Presentation on theme: "Half-Life Pg. 870-874. Half-Life Half-life = the time needed for half of the radioisotope sample to decay into products Half-live can have varying lengths."— Presentation transcript:
Half-Life Half-life = the time needed for half of the radioisotope sample to decay into products Half-live can have varying lengths May be a fraction of a second Can last billions of years Examples: Carbon-14 = 5730 years Potassium-40 = 1.25x10 9 years Radon-22 = 3.8 days Thorium-230 = 75,400 years Thorium-234 = 24.1 days
Calculating Half lives There are 2 ways to solve these problems: Continually divide by 2 Use the equation below N = N o (1/2) n
Calculating Half-Life Nitrogen-13 emits beta radiation and decays to carbon- 13 with a half-life (t 1/2 ) of 10 min. Assume a starting mass of 2.00g of nitrogen-13. How long is three half-lives? How many grams of the isotope will be present at the end of three half-lives?
Calculating with Half lives If the passing of 5 half lives leaves 25.0mg of strontium-90 sample, how much was present in the beginning?
Examples of Uses of Half-Life 1.Can be used to determine the age of an artifact (carbon-14 dating) 2.Artificial isotopes tend to have short have lives - Used in medicine - Dont pose long-term hazards to patients asymmetric scan indicates disease normal
Radiocarbon dating AKA: Carbon-14 dating Carbon-14 is produced in the atmosphere when high-energy neutrons from space (cosmic rays) collide with nitrogen-14 Carbon-14 decays by - particle production
Carbon Dating Carbon-14 is continuously produced in the atmosphere and it continuously decomposes by β- decay The two opposite processes have come into balance, so the amount of carbon-14 present in the atmosphere is approximately constant.
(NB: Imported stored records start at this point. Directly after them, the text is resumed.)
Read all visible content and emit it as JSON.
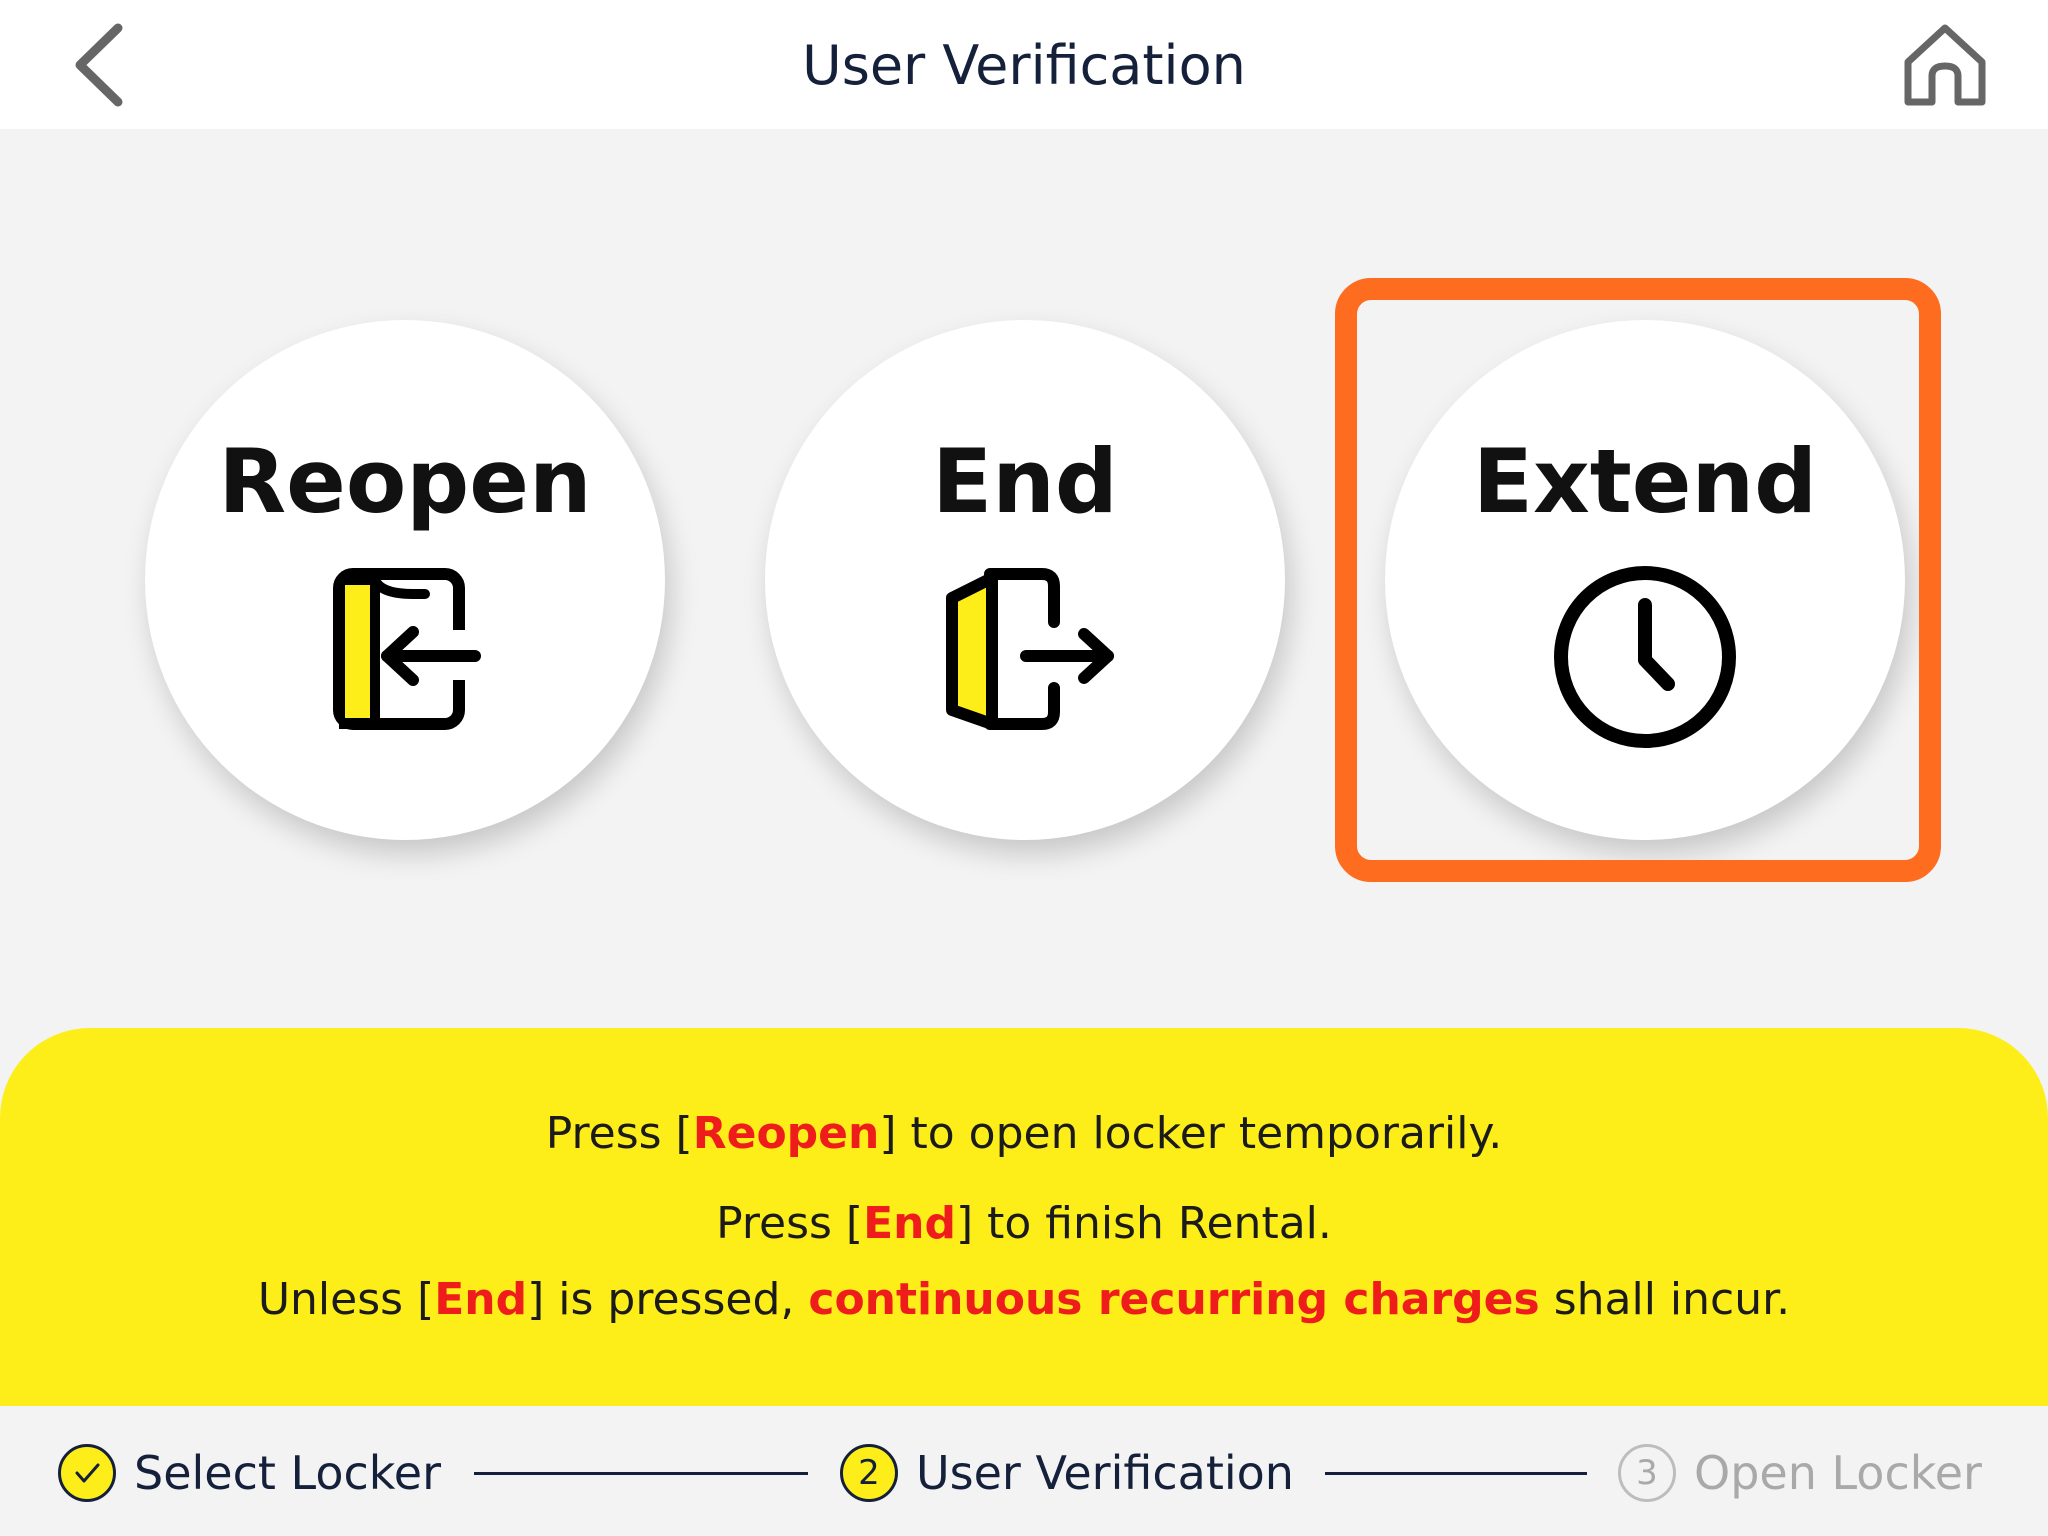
{
  "header": {
    "title": "User Verification"
  },
  "actions": [
    {
      "label": "Reopen",
      "icon": "door-enter-icon"
    },
    {
      "label": "End",
      "icon": "door-exit-icon"
    },
    {
      "label": "Extend",
      "icon": "clock-icon"
    }
  ],
  "highlighted_action": "Extend",
  "info": {
    "line1": {
      "pre": "Press [",
      "hl": "Reopen",
      "post": "] to open locker temporarily."
    },
    "line2": {
      "pre": "Press [",
      "hl": "End",
      "post": "] to finish Rental."
    },
    "line3": {
      "pre": "Unless [",
      "hl": "End",
      "mid": "] is pressed, ",
      "hl2": "continuous recurring charges",
      "post": " shall incur."
    }
  },
  "steps": [
    {
      "marker": "✓",
      "label": "Select Locker",
      "state": "done"
    },
    {
      "marker": "2",
      "label": "User Verification",
      "state": "current"
    },
    {
      "marker": "3",
      "label": "Open Locker",
      "state": "pending"
    }
  ],
  "colors": {
    "accent_yellow": "#fdee1a",
    "highlight_orange": "#fd6c1f",
    "emphasis_red": "#ef1c1c",
    "navy": "#15203b"
  }
}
Carbon Dating Carbon-14 dating can be used to date wood and cloth artifacts A living plant consumes carbon dioxide in the photosynthesis process Some carbon dioxide contains the C-14 isotope When the plant uses carbon dioxide with C-14, it is incorporated into the molecules in the plant
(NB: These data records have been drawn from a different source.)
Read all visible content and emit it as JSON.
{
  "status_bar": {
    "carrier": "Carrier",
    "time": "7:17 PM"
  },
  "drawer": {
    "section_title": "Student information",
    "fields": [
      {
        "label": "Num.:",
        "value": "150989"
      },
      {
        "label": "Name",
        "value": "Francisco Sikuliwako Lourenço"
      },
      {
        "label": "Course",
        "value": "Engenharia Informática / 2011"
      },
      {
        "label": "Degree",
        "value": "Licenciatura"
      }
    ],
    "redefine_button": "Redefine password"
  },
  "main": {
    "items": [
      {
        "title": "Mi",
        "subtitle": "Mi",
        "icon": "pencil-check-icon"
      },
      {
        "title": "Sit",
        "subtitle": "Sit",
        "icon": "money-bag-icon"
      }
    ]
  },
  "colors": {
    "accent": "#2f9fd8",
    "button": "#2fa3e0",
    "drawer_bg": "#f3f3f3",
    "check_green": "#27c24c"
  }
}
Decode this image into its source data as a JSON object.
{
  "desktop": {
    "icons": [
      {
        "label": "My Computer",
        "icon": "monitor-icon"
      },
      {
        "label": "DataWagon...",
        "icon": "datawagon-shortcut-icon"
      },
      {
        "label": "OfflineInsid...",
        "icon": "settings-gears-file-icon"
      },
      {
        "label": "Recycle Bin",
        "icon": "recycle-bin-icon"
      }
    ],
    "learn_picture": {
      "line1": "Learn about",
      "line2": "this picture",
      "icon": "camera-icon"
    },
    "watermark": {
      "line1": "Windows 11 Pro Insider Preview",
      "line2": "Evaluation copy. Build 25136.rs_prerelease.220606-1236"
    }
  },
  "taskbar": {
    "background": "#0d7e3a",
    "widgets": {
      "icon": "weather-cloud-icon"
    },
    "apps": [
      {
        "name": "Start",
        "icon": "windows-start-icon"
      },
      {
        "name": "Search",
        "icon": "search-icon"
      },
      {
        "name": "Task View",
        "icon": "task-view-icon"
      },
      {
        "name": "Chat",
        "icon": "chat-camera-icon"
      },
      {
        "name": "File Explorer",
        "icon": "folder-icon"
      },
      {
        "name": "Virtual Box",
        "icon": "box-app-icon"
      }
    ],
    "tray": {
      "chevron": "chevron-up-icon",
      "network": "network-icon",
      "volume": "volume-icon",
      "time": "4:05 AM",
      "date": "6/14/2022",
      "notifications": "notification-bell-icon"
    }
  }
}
Carbon Dating While it is alive, the C- 14 in the plant molecules is equal to that in the atmosphere. When the tree is cut, there is no more incoming source of C- 14 to balance the C-14 that is decaying. The C-14 content decreases.
Carbon Dating Using the known half-life of 5730 years for C-14, archaeologists compare the amount of C-14 in an artifact to the amount currently in trees and figure out the age. A wooden bowl with half as much C-14 as a current living tree would have been through one half life and would therefore be 5730 years old. Carbon dating made by Thomas Athol Rafter
Half life Activity You must get the data today Class data will be posted on Moodle tonight Lab due Monday